History of Labor Day in United States and How to Celebrate/ Observe It
Labor Day is a public holiday in the United States, observed on the first Monday in September. It honors the American labor movement and the contributions that workers have made to the strength, prosperity, and well-being of the country.
Labor Day was first celebrated on September 5, 1882, in New York City, and it became a federal holiday in 1894. It is typically a day off from work for most Americans, and many businesses are closed. Labor Day weekend is also a popular time for travel and outdoor activities.
The origins of Labor Day can be traced back to the Industrial Revolution in the late 1800s, when the rapidly expanding industrial economy in the United States led to a large increase in the number of working hours and a decrease in wages. This led to a rise in labor unrest and strikes, as workers demanded better working conditions and pay.
In 1884, the Federation of Organized Trades and Labor Unions (which later became the American Federation of Labor) proposed that a national holiday be created to celebrate labor. The first Labor Day parade was held in New York City on September 5, 1882.
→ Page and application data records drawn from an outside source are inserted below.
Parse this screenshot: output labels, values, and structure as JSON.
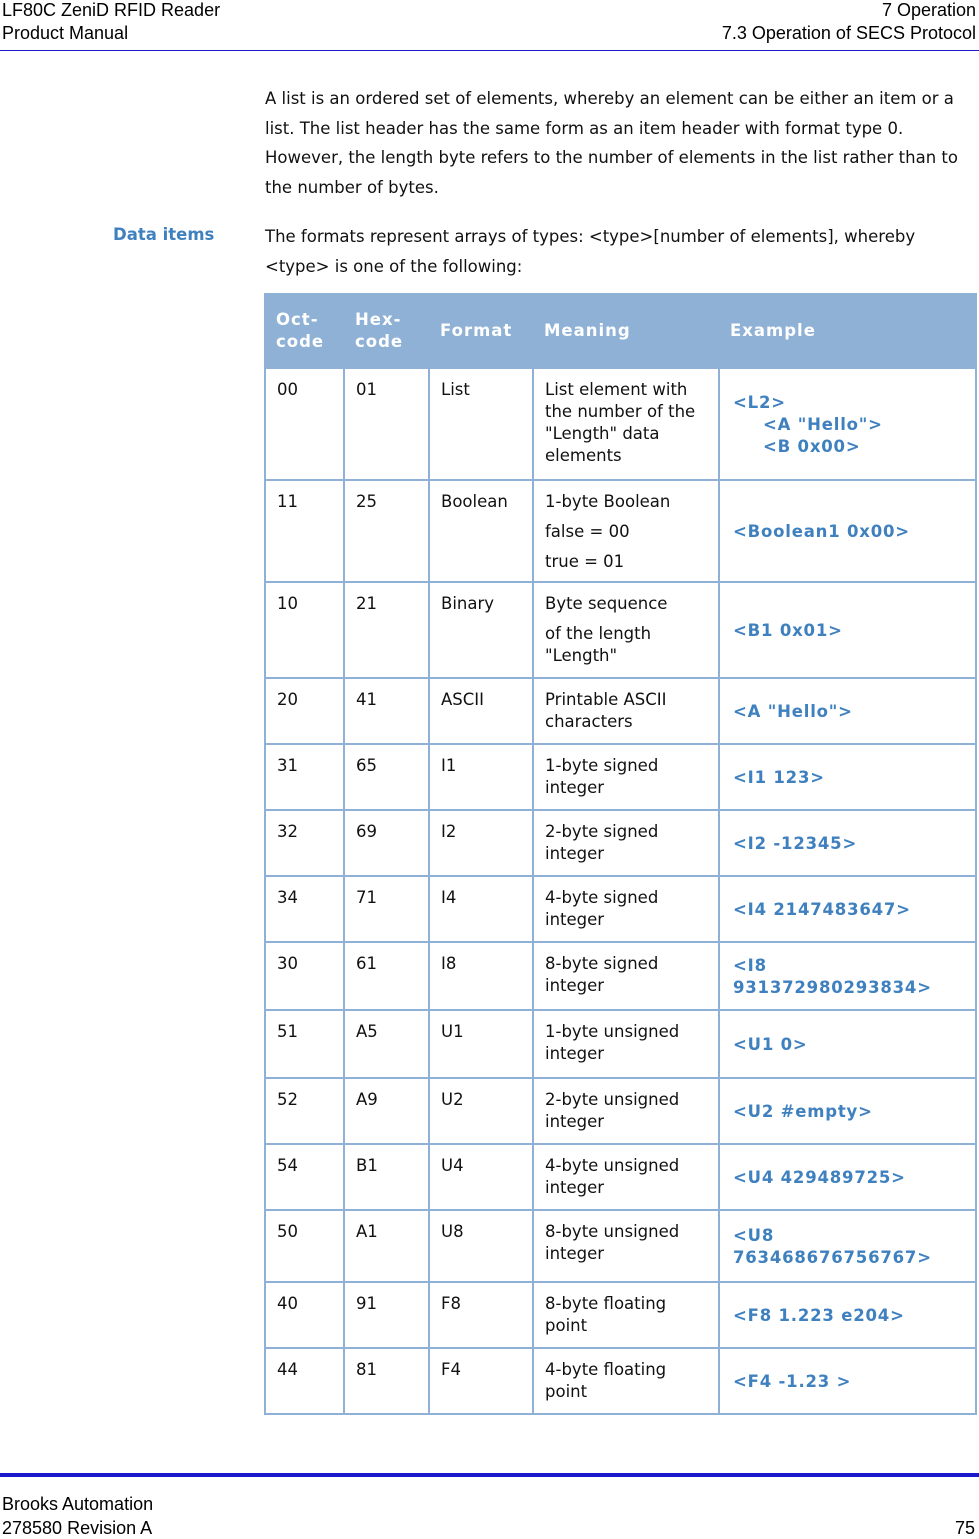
{
  "header": {
    "product": "LF80C ZeniD RFID Reader",
    "doc_type": "Product Manual",
    "chapter": "7 Operation",
    "section": "7.3 Operation of SECS Protocol"
  },
  "intro_paragraph": "A list is an ordered set of elements, whereby an element can be either an item or a list. The list header has the same form as an item header with format type 0. However, the length byte refers to the number of elements in the list rather than to the number of bytes.",
  "data_items": {
    "side_label": "Data items",
    "text": "The formats represent arrays of types: <type>[number of elements], whereby <type> is one of the following:"
  },
  "table": {
    "headers": {
      "oct": "Oct-code",
      "hex": "Hex-code",
      "format": "Format",
      "meaning": "Meaning",
      "example": "Example"
    },
    "rows": [
      {
        "oct": "00",
        "hex": "01",
        "format": "List",
        "meaning": [
          "List element with the number of the \"Length\" data elements"
        ],
        "example": [
          "<L2>",
          "<A \"Hello\">",
          "<B 0x00>"
        ]
      },
      {
        "oct": "11",
        "hex": "25",
        "format": "Boolean",
        "meaning": [
          "1-byte Boolean",
          "false = 00",
          "true = 01"
        ],
        "example": [
          "<Boolean1 0x00>"
        ]
      },
      {
        "oct": "10",
        "hex": "21",
        "format": "Binary",
        "meaning": [
          "Byte sequence",
          "of the length \"Length\""
        ],
        "example": [
          "<B1 0x01>"
        ]
      },
      {
        "oct": "20",
        "hex": "41",
        "format": "ASCII",
        "meaning": [
          "Printable ASCII characters"
        ],
        "example": [
          "<A \"Hello\">"
        ]
      },
      {
        "oct": "31",
        "hex": "65",
        "format": "I1",
        "meaning": [
          "1-byte signed integer"
        ],
        "example": [
          "<I1 123>"
        ]
      },
      {
        "oct": "32",
        "hex": "69",
        "format": "I2",
        "meaning": [
          "2-byte signed integer"
        ],
        "example": [
          "<I2 -12345>"
        ]
      },
      {
        "oct": "34",
        "hex": "71",
        "format": "I4",
        "meaning": [
          "4-byte signed integer"
        ],
        "example": [
          "<I4 2147483647>"
        ]
      },
      {
        "oct": "30",
        "hex": "61",
        "format": "I8",
        "meaning": [
          "8-byte signed integer"
        ],
        "example": [
          "<I8 931372980293834>"
        ]
      },
      {
        "oct": "51",
        "hex": "A5",
        "format": "U1",
        "meaning": [
          "1-byte unsigned integer"
        ],
        "example": [
          "<U1 0>"
        ]
      },
      {
        "oct": "52",
        "hex": "A9",
        "format": "U2",
        "meaning": [
          "2-byte unsigned integer"
        ],
        "example": [
          "<U2 #empty>"
        ]
      },
      {
        "oct": "54",
        "hex": "B1",
        "format": "U4",
        "meaning": [
          "4-byte unsigned integer"
        ],
        "example": [
          "<U4 429489725>"
        ]
      },
      {
        "oct": "50",
        "hex": "A1",
        "format": "U8",
        "meaning": [
          "8-byte unsigned integer"
        ],
        "example": [
          "<U8 763468676756767>"
        ]
      },
      {
        "oct": "40",
        "hex": "91",
        "format": "F8",
        "meaning": [
          "8-byte floating point"
        ],
        "example": [
          "<F8 1.223 e204>"
        ]
      },
      {
        "oct": "44",
        "hex": "81",
        "format": "F4",
        "meaning": [
          "4-byte floating point"
        ],
        "example": [
          "<F4 -1.23 >"
        ]
      }
    ]
  },
  "footer": {
    "company": "Brooks Automation",
    "revision": "278580 Revision A",
    "page_number": "75"
  },
  "colors": {
    "rule": "#1a1acc",
    "table_header_bg": "#8fb1d6",
    "accent_text": "#3f80bf"
  }
}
In 1894, Congress passed the Labor Day Bill, making Labor Day a national holiday. The bill was signed into law by President Grover Cleveland.
Today, Labor Day is still an important day to celebrate the achievements of workers and the labor movement. It is also a day to enjoy the last days of summer before the start of the new school year.